at stake, in some special type of cases, lighten the burden of proof resting on
the prosecution. For instance, once it is shown that the accused was travelling
without a ticket, a prima facie case against him is proved. If he once had such
a ticket and lost it, it will be for him to prove this fact within this special
knowledge. Similarly, if a person is proved to be in recent possession of
stolen goods, the prosecution will be deemed to have established the charge
that he was either the thief or had received those stolen goods knowing them to
be stolen. If his possession was innocent and lacked the requisite
incriminating knowledge, then it will be for him to explain or establish those
facts within his peculiar knowledge, failing which the prosecution will be
entitled to take advantage of the presumption of fact arising against him, in
discharging its burden of proof.
These fundamental principles, shorn of
technicalities, as we have discussed earlier, apply only in a broad and
pragmatic way to proceedings under s. 167(8) of the Act.
The broad effect of the application of the

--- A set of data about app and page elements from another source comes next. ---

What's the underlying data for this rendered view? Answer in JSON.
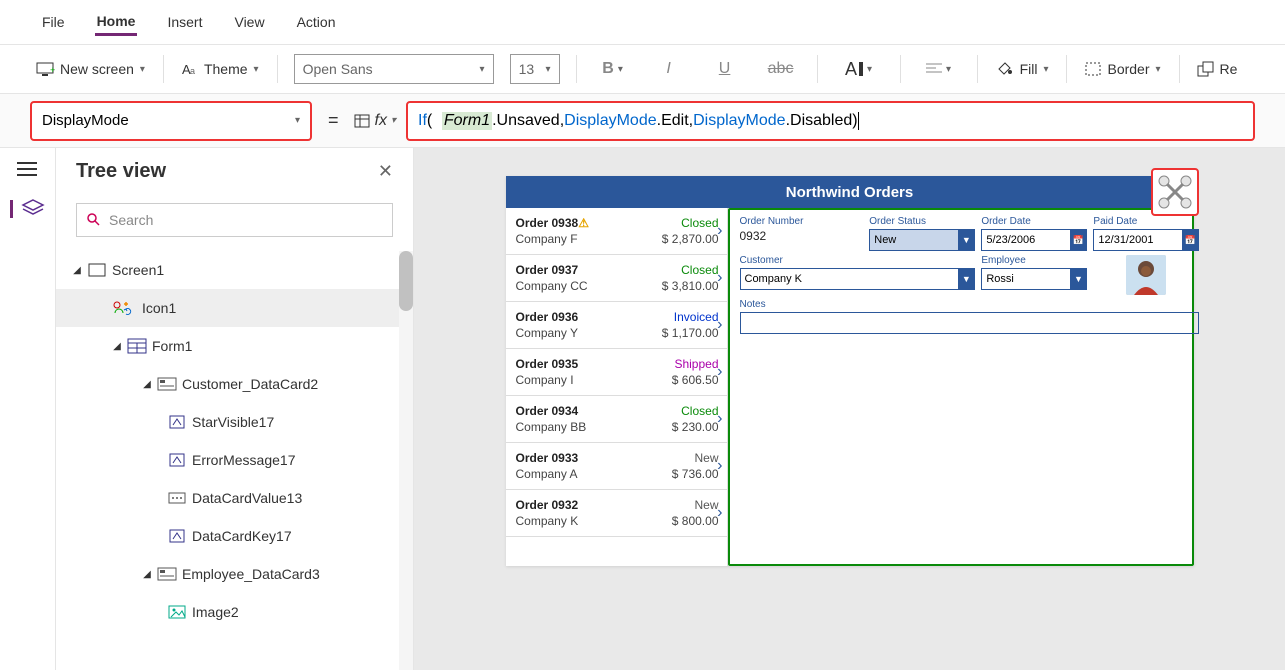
{
  "menu": {
    "file": "File",
    "home": "Home",
    "insert": "Insert",
    "view": "View",
    "action": "Action"
  },
  "ribbon": {
    "new_screen": "New screen",
    "theme": "Theme",
    "font": "Open Sans",
    "size": "13",
    "fill": "Fill",
    "border": "Border",
    "re": "Re"
  },
  "formula": {
    "property": "DisplayMode",
    "tokens": {
      "if": "If",
      "lparen": "(",
      "form1": "Form1",
      "dot_unsaved": ".Unsaved, ",
      "dm1": "DisplayMode",
      "edit": ".Edit, ",
      "dm2": "DisplayMode",
      "disabled": ".Disabled ",
      "rparen": ")"
    }
  },
  "tree": {
    "title": "Tree view",
    "search_placeholder": "Search",
    "items": {
      "screen1": "Screen1",
      "icon1": "Icon1",
      "form1": "Form1",
      "customer_card": "Customer_DataCard2",
      "starvisible": "StarVisible17",
      "errormsg": "ErrorMessage17",
      "dcv": "DataCardValue13",
      "dck": "DataCardKey17",
      "employee_card": "Employee_DataCard3",
      "image2": "Image2"
    }
  },
  "app": {
    "title": "Northwind Orders",
    "orders": [
      {
        "id": "Order 0938",
        "warn": true,
        "status": "Closed",
        "status_cls": "st-closed",
        "company": "Company F",
        "amount": "$ 2,870.00"
      },
      {
        "id": "Order 0937",
        "status": "Closed",
        "status_cls": "st-closed",
        "company": "Company CC",
        "amount": "$ 3,810.00"
      },
      {
        "id": "Order 0936",
        "status": "Invoiced",
        "status_cls": "st-invoiced",
        "company": "Company Y",
        "amount": "$ 1,170.00"
      },
      {
        "id": "Order 0935",
        "status": "Shipped",
        "status_cls": "st-shipped",
        "company": "Company I",
        "amount": "$ 606.50"
      },
      {
        "id": "Order 0934",
        "status": "Closed",
        "status_cls": "st-closed",
        "company": "Company BB",
        "amount": "$ 230.00"
      },
      {
        "id": "Order 0933",
        "status": "New",
        "status_cls": "st-new",
        "company": "Company A",
        "amount": "$ 736.00"
      },
      {
        "id": "Order 0932",
        "status": "New",
        "status_cls": "st-new",
        "company": "Company K",
        "amount": "$ 800.00"
      }
    ],
    "labels": {
      "order_number": "Order Number",
      "order_status": "Order Status",
      "order_date": "Order Date",
      "paid_date": "Paid Date",
      "customer": "Customer",
      "employee": "Employee",
      "notes": "Notes"
    },
    "form": {
      "order_number": "0932",
      "order_status": "New",
      "order_date": "5/23/2006",
      "paid_date": "12/31/2001",
      "customer": "Company K",
      "employee": "Rossi"
    }
  }
}
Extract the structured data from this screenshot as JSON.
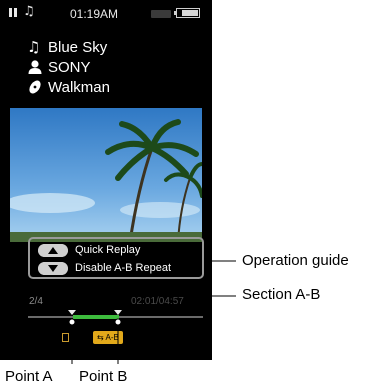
{
  "status_bar": {
    "time": "01:19AM",
    "icons": [
      "pause-icon",
      "music-note-icon",
      "battery-icon"
    ]
  },
  "track": {
    "title": "Blue Sky",
    "artist": "SONY",
    "album": "Walkman",
    "icons": [
      "music-note-icon",
      "artist-icon",
      "album-icon"
    ]
  },
  "operation_guide": {
    "items": [
      {
        "button": "up",
        "label": "Quick Replay"
      },
      {
        "button": "down",
        "label": "Disable A-B Repeat"
      }
    ]
  },
  "playback": {
    "track_position": "2/4",
    "time": "02:01/04:57",
    "mode_badge": "⇆ A-B"
  },
  "callouts": {
    "operation_guide": "Operation guide",
    "section_ab": "Section A-B",
    "point_a": "Point A",
    "point_b": "Point B"
  },
  "colors": {
    "screen_bg": "#000000",
    "section_highlight": "#3dbb3d",
    "ab_badge": "#e2a91b",
    "guide_border": "#9a9a9a"
  }
}
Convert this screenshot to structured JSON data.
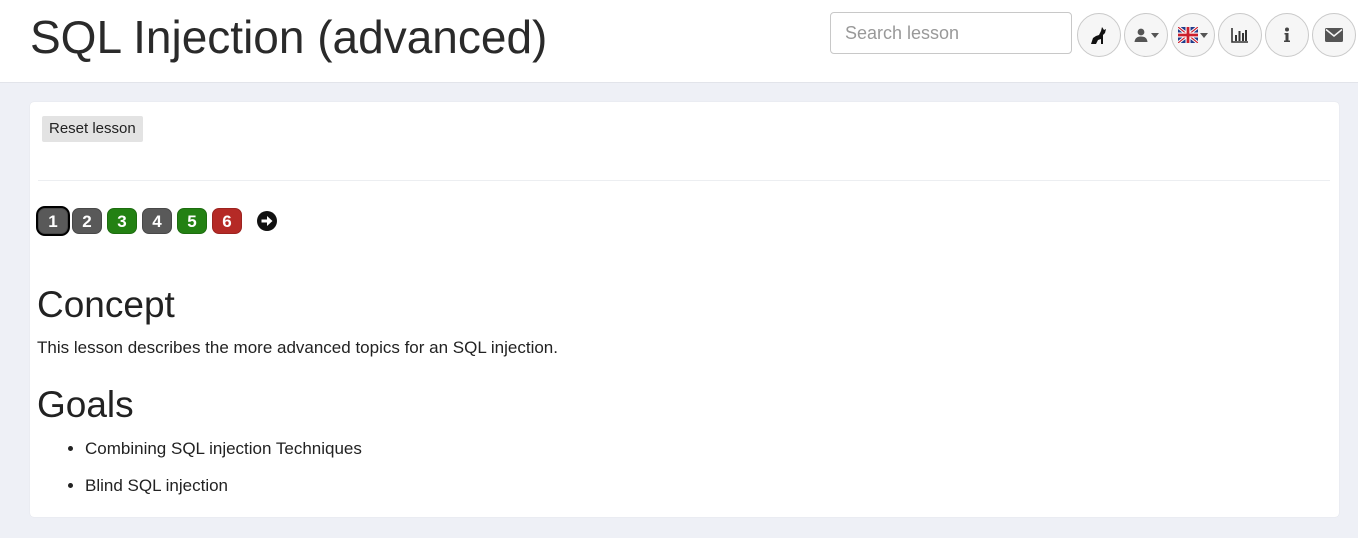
{
  "header": {
    "title": "SQL Injection (advanced)",
    "search_placeholder": "Search lesson",
    "buttons": [
      {
        "name": "webgoat-logo",
        "icon": "wolf-icon"
      },
      {
        "name": "user-menu",
        "icon": "user-icon"
      },
      {
        "name": "language-menu",
        "icon": "uk-flag-icon"
      },
      {
        "name": "report-card",
        "icon": "bar-chart-icon"
      },
      {
        "name": "about",
        "icon": "info-icon"
      },
      {
        "name": "contact",
        "icon": "envelope-icon"
      }
    ]
  },
  "lesson": {
    "reset_label": "Reset lesson",
    "steps": [
      {
        "label": "1",
        "status": "active",
        "color": "#595959"
      },
      {
        "label": "2",
        "status": "unsolved",
        "color": "#595959"
      },
      {
        "label": "3",
        "status": "solved",
        "color": "#238113"
      },
      {
        "label": "4",
        "status": "unsolved",
        "color": "#595959"
      },
      {
        "label": "5",
        "status": "solved",
        "color": "#238113"
      },
      {
        "label": "6",
        "status": "failed",
        "color": "#b52a26"
      }
    ],
    "concept_heading": "Concept",
    "concept_text": "This lesson describes the more advanced topics for an SQL injection.",
    "goals_heading": "Goals",
    "goals": [
      "Combining SQL injection Techniques",
      "Blind SQL injection"
    ]
  }
}
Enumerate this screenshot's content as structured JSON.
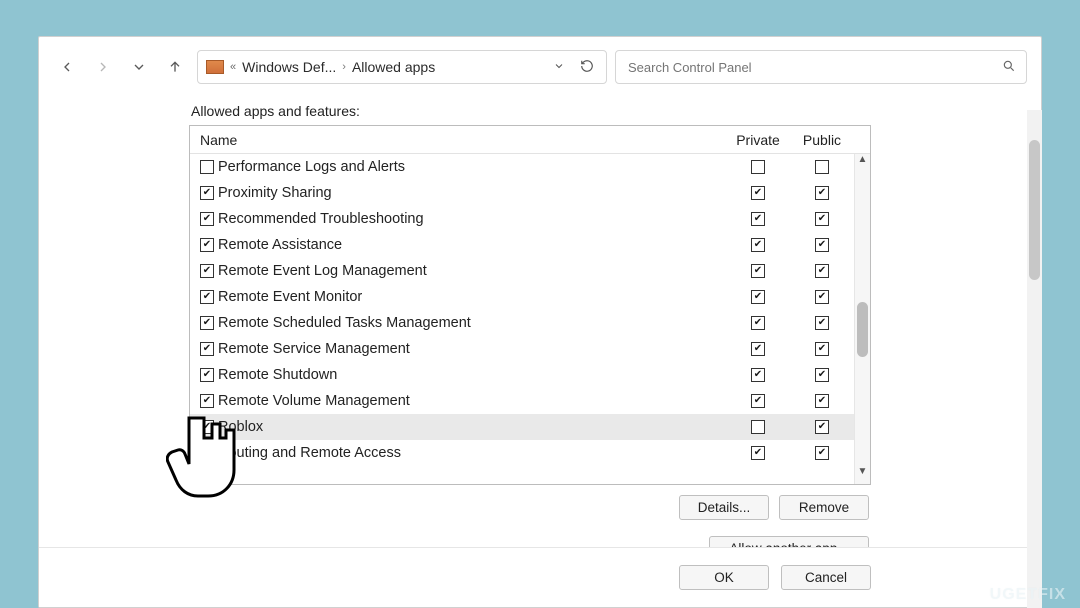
{
  "toolbar": {
    "crumb1": "Windows Def...",
    "crumb2": "Allowed apps",
    "search_placeholder": "Search Control Panel"
  },
  "section_label": "Allowed apps and features:",
  "columns": {
    "name": "Name",
    "private": "Private",
    "public": "Public"
  },
  "rows": [
    {
      "checked": false,
      "name": "Performance Logs and Alerts",
      "private": false,
      "public": false,
      "selected": false
    },
    {
      "checked": true,
      "name": "Proximity Sharing",
      "private": true,
      "public": true,
      "selected": false
    },
    {
      "checked": true,
      "name": "Recommended Troubleshooting",
      "private": true,
      "public": true,
      "selected": false
    },
    {
      "checked": true,
      "name": "Remote Assistance",
      "private": true,
      "public": true,
      "selected": false
    },
    {
      "checked": true,
      "name": "Remote Event Log Management",
      "private": true,
      "public": true,
      "selected": false
    },
    {
      "checked": true,
      "name": "Remote Event Monitor",
      "private": true,
      "public": true,
      "selected": false
    },
    {
      "checked": true,
      "name": "Remote Scheduled Tasks Management",
      "private": true,
      "public": true,
      "selected": false
    },
    {
      "checked": true,
      "name": "Remote Service Management",
      "private": true,
      "public": true,
      "selected": false
    },
    {
      "checked": true,
      "name": "Remote Shutdown",
      "private": true,
      "public": true,
      "selected": false
    },
    {
      "checked": true,
      "name": "Remote Volume Management",
      "private": true,
      "public": true,
      "selected": false
    },
    {
      "checked": true,
      "name": "Roblox",
      "private": false,
      "public": true,
      "selected": true
    },
    {
      "checked": true,
      "name": "Routing and Remote Access",
      "private": true,
      "public": true,
      "selected": false
    }
  ],
  "buttons": {
    "details": "Details...",
    "remove": "Remove",
    "allow_another": "Allow another app...",
    "ok": "OK",
    "cancel": "Cancel"
  },
  "watermark": "UGETFIX"
}
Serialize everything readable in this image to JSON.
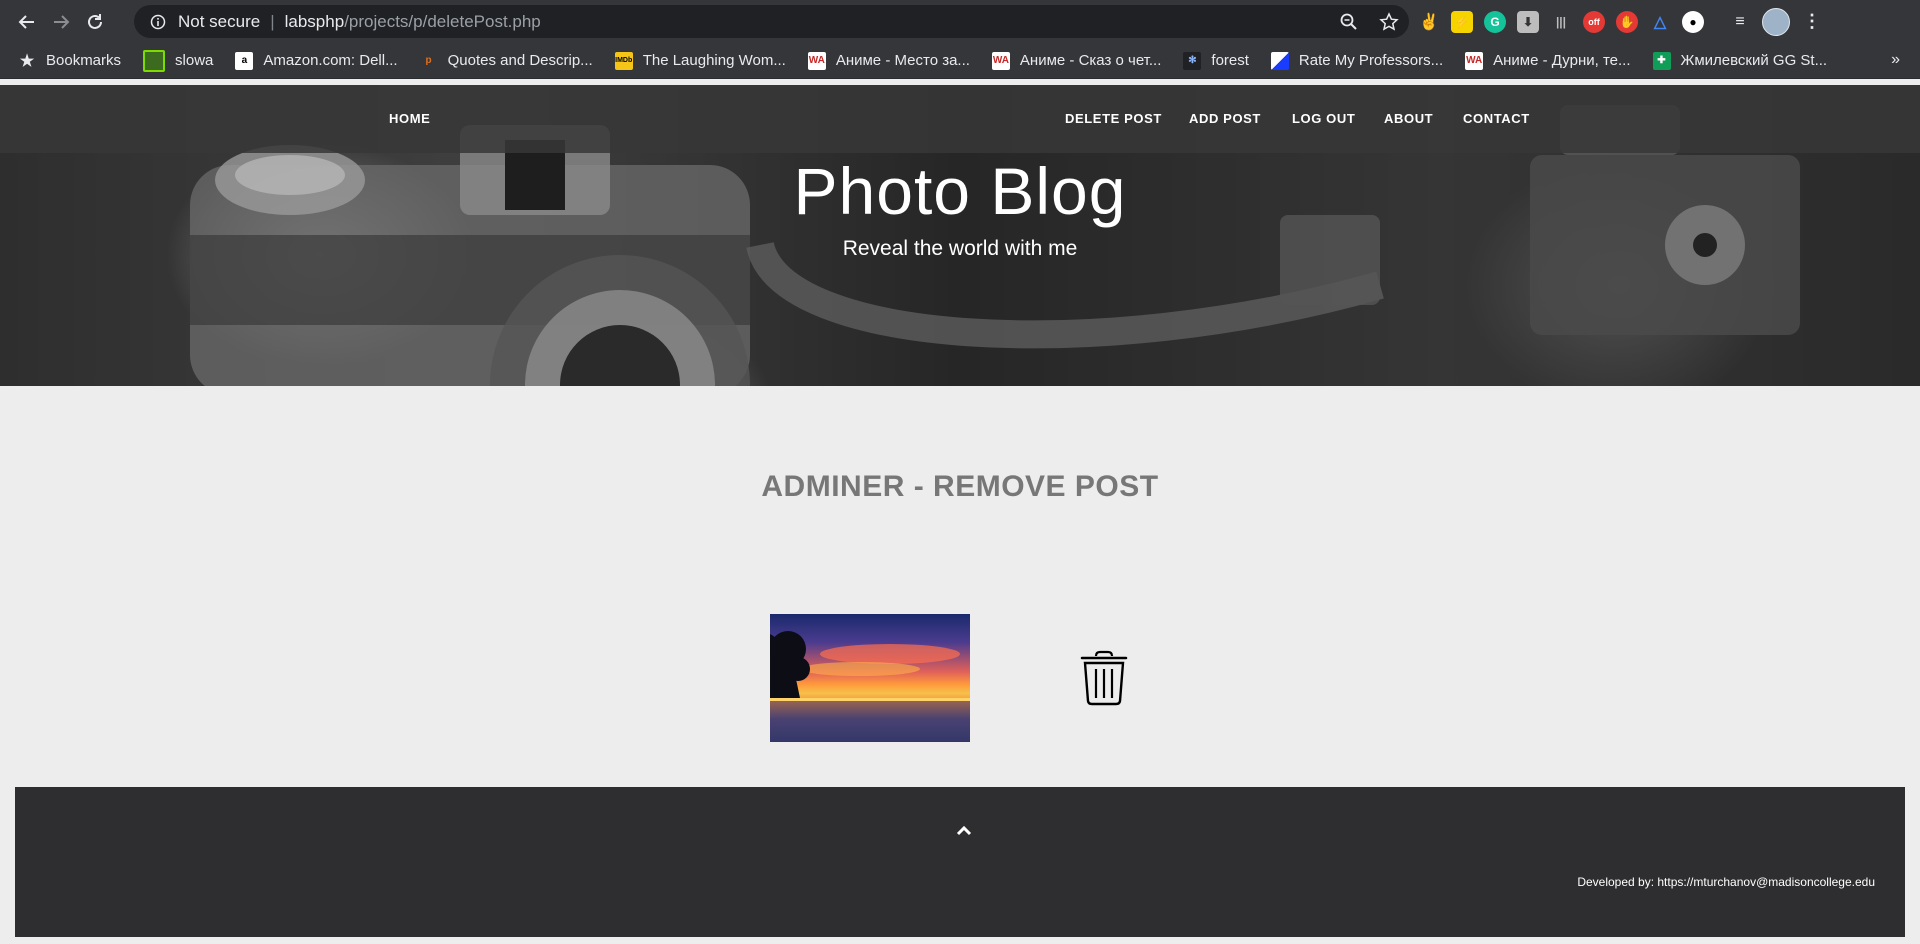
{
  "browser": {
    "security_label": "Not secure",
    "url_host": "labsphp",
    "url_path": "/projects/p/deletePost.php",
    "bookmarks": [
      {
        "label": "Bookmarks",
        "icon": "star-icon"
      },
      {
        "label": "slowa",
        "icon": "slowa-favicon"
      },
      {
        "label": "Amazon.com: Dell...",
        "icon": "amazon-favicon"
      },
      {
        "label": "Quotes and Descrip...",
        "icon": "quotes-favicon"
      },
      {
        "label": "The Laughing Wom...",
        "icon": "imdb-favicon"
      },
      {
        "label": "Аниме - Место за...",
        "icon": "wa-favicon"
      },
      {
        "label": "Аниме - Сказ о чет...",
        "icon": "wa-favicon"
      },
      {
        "label": "forest",
        "icon": "forest-favicon"
      },
      {
        "label": "Rate My Professors...",
        "icon": "rmp-favicon"
      },
      {
        "label": "Аниме - Дурни, те...",
        "icon": "wa-favicon"
      },
      {
        "label": "Жмилевский GG St...",
        "icon": "sheets-favicon"
      }
    ],
    "more_label": "»"
  },
  "nav": {
    "home": "HOME",
    "delete_post": "DELETE POST",
    "add_post": "ADD POST",
    "log_out": "LOG OUT",
    "about": "ABOUT",
    "contact": "CONTACT"
  },
  "hero": {
    "title": "Photo Blog",
    "subtitle": "Reveal the world with me"
  },
  "main": {
    "heading": "ADMINER - REMOVE POST"
  },
  "footer": {
    "credit": "Developed by: https://mturchanov@madisoncollege.edu"
  },
  "colors": {
    "page_bg": "#ededed",
    "footer_bg": "#2e2e30",
    "chrome_bg": "#35363a",
    "heading": "#777777"
  }
}
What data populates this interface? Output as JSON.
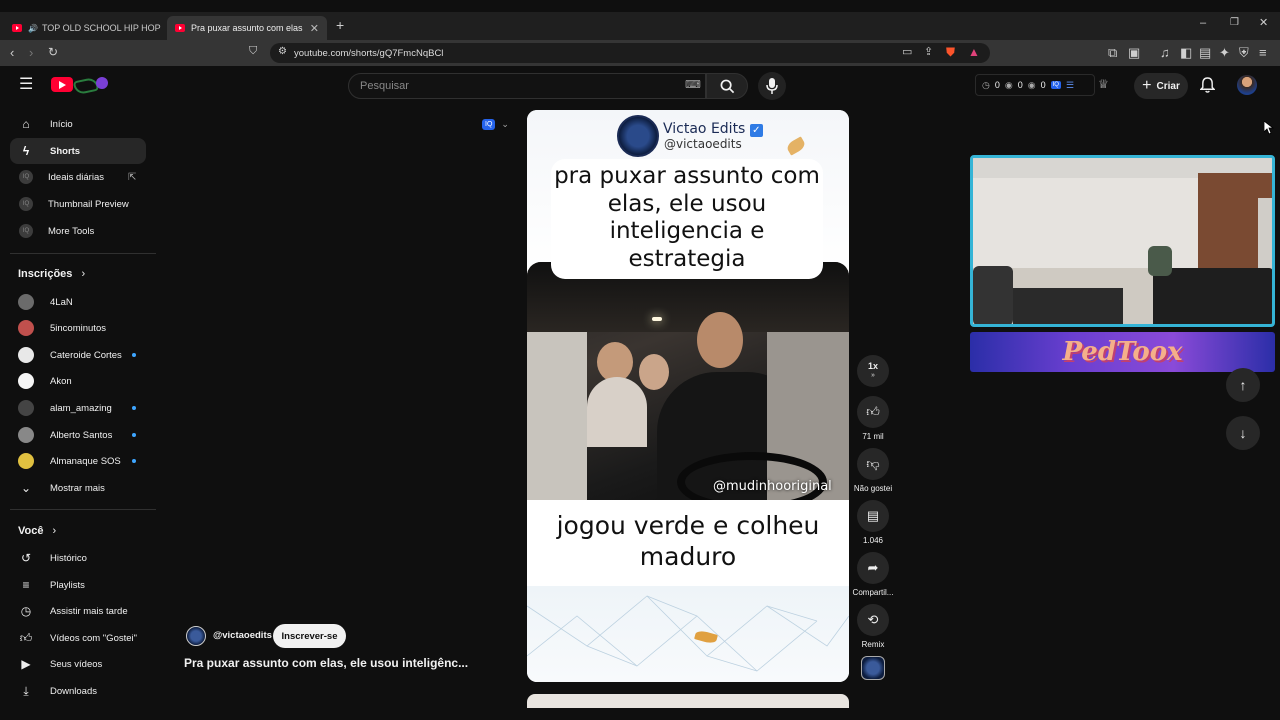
{
  "browser": {
    "tabs": [
      {
        "label": "TOP OLD SCHOOL HIP HOP 🔥 5",
        "active": false
      },
      {
        "label": "Pra puxar assunto com elas, ele",
        "active": true
      }
    ],
    "url": "youtube.com/shorts/gQ7FmcNqBCl"
  },
  "header": {
    "search_placeholder": "Pesquisar",
    "counters": [
      "0",
      "0",
      "0"
    ],
    "create_label": "Criar"
  },
  "sidebar": {
    "main": [
      {
        "label": "Início",
        "icon": "home-icon"
      },
      {
        "label": "Shorts",
        "icon": "shorts-icon",
        "selected": true
      },
      {
        "label": "Ideais diárias",
        "icon": "iq-icon"
      },
      {
        "label": "Thumbnail Preview",
        "icon": "iq-icon"
      },
      {
        "label": "More Tools",
        "icon": "iq-icon"
      }
    ],
    "subscriptions_title": "Inscrições",
    "subscriptions": [
      {
        "label": "4LaN",
        "color": "#6b6b6b",
        "new": false
      },
      {
        "label": "5incominutos",
        "color": "#c0504d",
        "new": false
      },
      {
        "label": "Cateroide Cortes",
        "color": "#e8e8e8",
        "new": true
      },
      {
        "label": "Akon",
        "color": "#f5f5f5",
        "new": false
      },
      {
        "label": "alam_amazing",
        "color": "#444444",
        "new": true
      },
      {
        "label": "Alberto Santos",
        "color": "#888888",
        "new": true
      },
      {
        "label": "Almanaque SOS",
        "color": "#e0c040",
        "new": true
      }
    ],
    "show_more": "Mostrar mais",
    "you_title": "Você",
    "you": [
      {
        "label": "Histórico",
        "icon": "history-icon"
      },
      {
        "label": "Playlists",
        "icon": "playlists-icon"
      },
      {
        "label": "Assistir mais tarde",
        "icon": "clock-icon"
      },
      {
        "label": "Vídeos com \"Gostei\"",
        "icon": "like-icon"
      },
      {
        "label": "Seus vídeos",
        "icon": "video-icon"
      },
      {
        "label": "Downloads",
        "icon": "download-icon"
      }
    ]
  },
  "short": {
    "channel_name": "Victao Edits",
    "channel_handle": "@victaoedits",
    "top_caption": "pra puxar assunto com elas, ele usou inteligencia e estrategia",
    "video_watermark": "@mudinhooriginal",
    "bottom_caption": "jogou verde e colheu maduro",
    "author": "@victaoedits",
    "subscribe_label": "Inscrever-se",
    "title": "Pra puxar assunto com elas, ele usou inteligênc..."
  },
  "actions": {
    "speed": "1x",
    "likes": "71 mil",
    "dislike_label": "Não gostei",
    "comments": "1.046",
    "share_label": "Compartil...",
    "remix_label": "Remix"
  },
  "overlay": {
    "banner_text": "PedToox"
  }
}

basic principle underlying s. 106 Evidence Act to cases under s. 167(8) of the
Act, is that the Department would be deemed. to have discharged its burden if
it adduces only so much evidence, circumstantial or direct, as is sufficient to
raise a presumption in its favour with regard to the existence of the facts
sought to be proved. .Amba Lal's. case was a case of no evidence. The oily
circumstantial evidence viz., the conduct of Amba Lal in making conflicting statements,
could not be taken into account because he was never given ,an opportunity to
explain the alleged discrepancies. The status of Amba Lal viz. that he was an
immigrant from Pakistan and had come to India in 1947 before the customs
barrier was raisedbringing along with him the goods in question, had greatly
strengthened the initial presumption of innocence in his favour. Amba Lal's
'case thus stands on its own facts.
The present case is in line with the
decisions in Issardas Daulatram v. Union of India and. M/s. Kanungo & Co.
v.Collector of, Customs (supra).
For all the foregoing reasons, we are of the
opinion thatthe learned Judges of the High Court were in error. in reversing
the judgment of the learned. single Judge and in quashing the order ofthe Collector
of Customs. We, therefore, allow this appeal, set asidethe judgment under
appeal and dismiss the writ petition. in view ofthe law point involved, we
would leave the parties to bear-their own costs.